The main action of this muscle is abduction and internal rotation of the leg. The key to this muscle is that when it is weak, pain will appear in other locations and gait can be effected. From my experience with athletes in the athletic training room, a big symptom of low back pain is gluteus medius weakness. Not of all of us have athletic trainers at our disposal to test if our gluteus medius is weak, but sometimes it is the culprit for pains we experience. A test, called “Trendelenburg’s Sign” is often something we look for.

To start, look at yourself in the mirror. Place both hands on your hips, and then bend one leg at the knee behind you. When standing on one leg, do your hips drop slightly?
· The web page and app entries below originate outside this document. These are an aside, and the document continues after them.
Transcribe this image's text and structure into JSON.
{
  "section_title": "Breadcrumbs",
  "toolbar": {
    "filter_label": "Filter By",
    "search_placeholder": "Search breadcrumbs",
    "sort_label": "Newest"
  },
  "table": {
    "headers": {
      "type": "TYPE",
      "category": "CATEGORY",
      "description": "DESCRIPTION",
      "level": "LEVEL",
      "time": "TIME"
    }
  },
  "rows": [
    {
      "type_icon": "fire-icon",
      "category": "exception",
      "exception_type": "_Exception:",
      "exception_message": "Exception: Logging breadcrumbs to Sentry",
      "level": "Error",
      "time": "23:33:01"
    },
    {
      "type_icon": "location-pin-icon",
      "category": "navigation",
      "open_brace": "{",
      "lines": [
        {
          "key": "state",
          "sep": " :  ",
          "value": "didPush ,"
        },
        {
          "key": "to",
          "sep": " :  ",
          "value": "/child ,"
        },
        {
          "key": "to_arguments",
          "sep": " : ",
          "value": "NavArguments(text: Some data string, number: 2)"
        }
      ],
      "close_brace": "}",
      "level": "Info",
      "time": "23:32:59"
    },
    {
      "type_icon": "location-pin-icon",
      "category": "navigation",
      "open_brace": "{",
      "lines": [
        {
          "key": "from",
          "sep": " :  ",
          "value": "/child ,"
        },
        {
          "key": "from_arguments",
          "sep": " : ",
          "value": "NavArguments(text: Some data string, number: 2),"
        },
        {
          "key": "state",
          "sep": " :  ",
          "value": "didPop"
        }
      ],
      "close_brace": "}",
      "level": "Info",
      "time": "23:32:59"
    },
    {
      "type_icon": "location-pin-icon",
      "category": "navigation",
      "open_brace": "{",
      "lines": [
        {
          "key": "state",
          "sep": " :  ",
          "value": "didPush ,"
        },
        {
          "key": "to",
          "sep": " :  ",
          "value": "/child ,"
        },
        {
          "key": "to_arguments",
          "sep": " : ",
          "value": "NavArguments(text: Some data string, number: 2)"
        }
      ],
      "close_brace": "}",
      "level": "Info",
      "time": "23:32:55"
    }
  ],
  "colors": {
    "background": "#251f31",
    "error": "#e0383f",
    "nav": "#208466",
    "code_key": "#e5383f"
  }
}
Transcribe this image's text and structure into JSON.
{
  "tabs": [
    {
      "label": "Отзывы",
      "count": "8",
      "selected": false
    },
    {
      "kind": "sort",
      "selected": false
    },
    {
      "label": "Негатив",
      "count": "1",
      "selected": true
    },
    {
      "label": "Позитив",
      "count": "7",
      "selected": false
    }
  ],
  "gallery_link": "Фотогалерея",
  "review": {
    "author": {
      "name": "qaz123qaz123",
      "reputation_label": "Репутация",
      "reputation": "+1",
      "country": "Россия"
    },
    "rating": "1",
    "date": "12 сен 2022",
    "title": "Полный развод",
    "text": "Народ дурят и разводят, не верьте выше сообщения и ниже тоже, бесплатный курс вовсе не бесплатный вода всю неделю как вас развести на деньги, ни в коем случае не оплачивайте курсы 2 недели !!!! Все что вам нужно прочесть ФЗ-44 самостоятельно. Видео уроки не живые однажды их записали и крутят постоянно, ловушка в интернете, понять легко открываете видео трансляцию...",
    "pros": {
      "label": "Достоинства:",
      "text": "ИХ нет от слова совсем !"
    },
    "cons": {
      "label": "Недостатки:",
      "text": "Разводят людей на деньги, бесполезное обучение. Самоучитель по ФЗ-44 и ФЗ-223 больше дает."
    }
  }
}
Or can you only hold yourself up for a few seconds before you have to drop down? If you are unsure just by looking another way to test is to do an exercise sometimes referred to “fire hydrants”.  Click the link here, and at the 30 second mark is a demonstration on how to perform the exercise. Try to do 30 on each leg slowly. If you are unable to complete the exercise, you could have glut med weakness! It can be corrected as long as you strengthen it and the muscles around it!

3 Responses to “The Little Muscle that Could: Gluteus Medius”

  1. therock Says:

    A big THANK YOU for this as I am pretty sure it describes me!

  2. Dan S.,PT Says:

    The Gluteus Medius is a needed muscle for skiing. Unfortunately, this video demonstrates WEAK Gluteus Medius and weak core stabilization, as evidenced by her body twisting, torso side flexing, and foot dropping down (hip externally rotating). A better test and more ski-specific exercise is while sidelying, with your hip in neutral (straight), lift your leg toward the ceiling. If your hip “hikes” toward your arm pit or if your hip flexes (knee comes forward) to accomplish the move, the muscle is weak. Frequently, the muscle is being neurologically inhibited (weakened) by a tight, strong muscle(s), usually a hip flexor. A P.T. can help evaluate such muscle imbalances.

  3. Annika Says:

    Thank you for your corrections Dan!